Legal Backlash Against Double Jeopardy

Historically, active-duty servicemembers have been charged twice for the same crime. Nevertheless, many legal and veteran advocates argue that double jeopardy protection should be applicable, regardless of one’s service status.

In an article published by the American Bar Association (ABA), Joseph Darius Jaafari wrote the following about one prominent case of this procedure:

“When Austin Greening shot and killed his friend and fellow sailor in 2013, he was charged with murder in a Virginia court and pleaded guilty to involuntary manslaughter. He was sentenced to serve three years, with two and a half years suspended.

Greening ultimately served only seven weeks in jail.
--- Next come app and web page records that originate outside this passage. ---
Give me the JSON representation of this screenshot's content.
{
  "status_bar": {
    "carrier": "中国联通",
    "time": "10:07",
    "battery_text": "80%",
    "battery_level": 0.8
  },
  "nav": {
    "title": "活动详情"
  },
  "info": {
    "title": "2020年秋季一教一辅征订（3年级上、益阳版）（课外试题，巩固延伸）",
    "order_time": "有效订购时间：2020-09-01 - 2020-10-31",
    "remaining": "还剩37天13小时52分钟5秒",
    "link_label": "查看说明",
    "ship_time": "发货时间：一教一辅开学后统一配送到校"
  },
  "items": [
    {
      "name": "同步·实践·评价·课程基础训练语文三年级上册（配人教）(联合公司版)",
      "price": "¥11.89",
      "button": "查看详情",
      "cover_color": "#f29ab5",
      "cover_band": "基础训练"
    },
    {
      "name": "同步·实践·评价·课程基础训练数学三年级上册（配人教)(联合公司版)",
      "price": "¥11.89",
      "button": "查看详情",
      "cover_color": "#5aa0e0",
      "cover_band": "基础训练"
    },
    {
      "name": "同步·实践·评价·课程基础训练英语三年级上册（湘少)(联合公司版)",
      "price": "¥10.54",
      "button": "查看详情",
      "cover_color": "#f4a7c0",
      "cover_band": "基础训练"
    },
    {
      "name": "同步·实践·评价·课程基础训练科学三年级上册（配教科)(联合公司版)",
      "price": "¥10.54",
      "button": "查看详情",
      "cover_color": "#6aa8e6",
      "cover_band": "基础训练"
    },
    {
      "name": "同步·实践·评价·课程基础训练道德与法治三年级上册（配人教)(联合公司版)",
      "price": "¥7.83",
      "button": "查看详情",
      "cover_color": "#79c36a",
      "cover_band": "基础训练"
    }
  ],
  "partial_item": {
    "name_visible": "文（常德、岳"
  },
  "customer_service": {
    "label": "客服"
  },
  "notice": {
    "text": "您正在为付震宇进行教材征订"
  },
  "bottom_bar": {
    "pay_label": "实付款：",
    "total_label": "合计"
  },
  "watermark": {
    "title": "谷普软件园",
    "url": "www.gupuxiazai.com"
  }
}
Naval commanders thought that wasn’t enough; they had him taken back into custody and charged in a military court.

Under the Uniform Code of Military Justice — a set of laws and regulations established by Congress that enforces military behavior and conduct — Greening, then 26, was again charged with murder.”

Kent Eiler, project director of the Veterans Assistance Project, said, “My own view is that if this looks like and smells like double jeopardy, this violates the Constitution.”

Unfortunately for Warnagiris, though, it is still currently both possible and likely for him to be charged concurrently in relatively equal, but dramatically different court systems.

The backlash of the sequence of events that occurred on January 6 is now coming to fruition for those who participated in illegal acts.